> WHAT IS EXPECTED:
Set each entry down verbatim, omitting images.

─── DATASET ENTRIES ───

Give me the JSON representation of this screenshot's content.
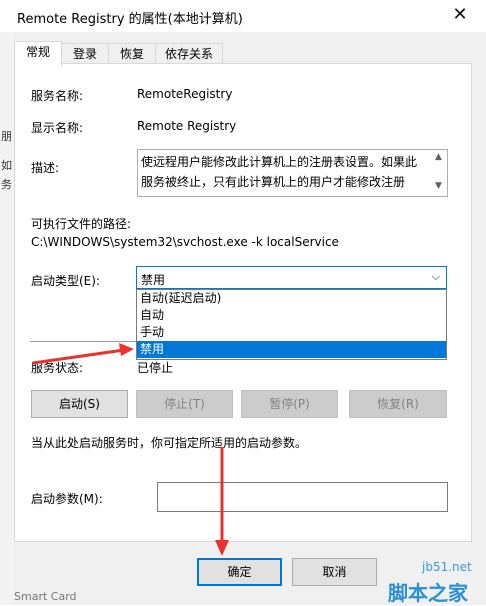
{
  "window": {
    "title": "Remote Registry 的属性(本地计算机)"
  },
  "background": {
    "chars": [
      "朋",
      "如",
      "务"
    ],
    "bottom_text": "Smart Card"
  },
  "tabs": [
    "常规",
    "登录",
    "恢复",
    "依存关系"
  ],
  "general": {
    "service_name_label": "服务名称:",
    "service_name_value": "RemoteRegistry",
    "display_name_label": "显示名称:",
    "display_name_value": "Remote Registry",
    "description_label": "描述:",
    "description_text": "使远程用户能修改此计算机上的注册表设置。如果此服务被终止，只有此计算机上的用户才能修改注册表。如",
    "exec_path_label": "可执行文件的路径:",
    "exec_path_value": "C:\\WINDOWS\\system32\\svchost.exe -k localService",
    "startup_type_label": "启动类型(E):",
    "startup_type_value": "禁用",
    "startup_options": [
      "自动(延迟启动)",
      "自动",
      "手动",
      "禁用"
    ],
    "status_label": "服务状态:",
    "status_value": "已停止",
    "buttons": {
      "start": "启动(S)",
      "stop": "停止(T)",
      "pause": "暂停(P)",
      "resume": "恢复(R)"
    },
    "hint": "当从此处启动服务时，你可指定所适用的启动参数。",
    "params_label": "启动参数(M):",
    "params_value": ""
  },
  "footer": {
    "ok": "确定",
    "cancel": "取消"
  },
  "watermark": {
    "domain": "jb51.net",
    "site": "脚本之家"
  },
  "colors": {
    "accent": "#0078d7",
    "arrow": "#e8322b"
  }
}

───

> TASK RESULT:
Give me the JSON representation of this screenshot's content.
{
  "window": {
    "title": "Remote Registry 的属性(本地计算机)"
  },
  "background": {
    "chars": [
      "朋",
      "如",
      "务"
    ],
    "bottom_text": "Smart Card"
  },
  "tabs": [
    "常规",
    "登录",
    "恢复",
    "依存关系"
  ],
  "general": {
    "service_name_label": "服务名称:",
    "service_name_value": "RemoteRegistry",
    "display_name_label": "显示名称:",
    "display_name_value": "Remote Registry",
    "description_label": "描述:",
    "description_text": "使远程用户能修改此计算机上的注册表设置。如果此服务被终止，只有此计算机上的用户才能修改注册表。如",
    "exec_path_label": "可执行文件的路径:",
    "exec_path_value": "C:\\WINDOWS\\system32\\svchost.exe -k localService",
    "startup_type_label": "启动类型(E):",
    "startup_type_value": "禁用",
    "startup_options": [
      "自动(延迟启动)",
      "自动",
      "手动",
      "禁用"
    ],
    "status_label": "服务状态:",
    "status_value": "已停止",
    "buttons": {
      "start": "启动(S)",
      "stop": "停止(T)",
      "pause": "暂停(P)",
      "resume": "恢复(R)"
    },
    "hint": "当从此处启动服务时，你可指定所适用的启动参数。",
    "params_label": "启动参数(M):",
    "params_value": ""
  },
  "footer": {
    "ok": "确定",
    "cancel": "取消"
  },
  "watermark": {
    "domain": "jb51.net",
    "site": "脚本之家"
  },
  "colors": {
    "accent": "#0078d7",
    "arrow": "#e8322b"
  }
}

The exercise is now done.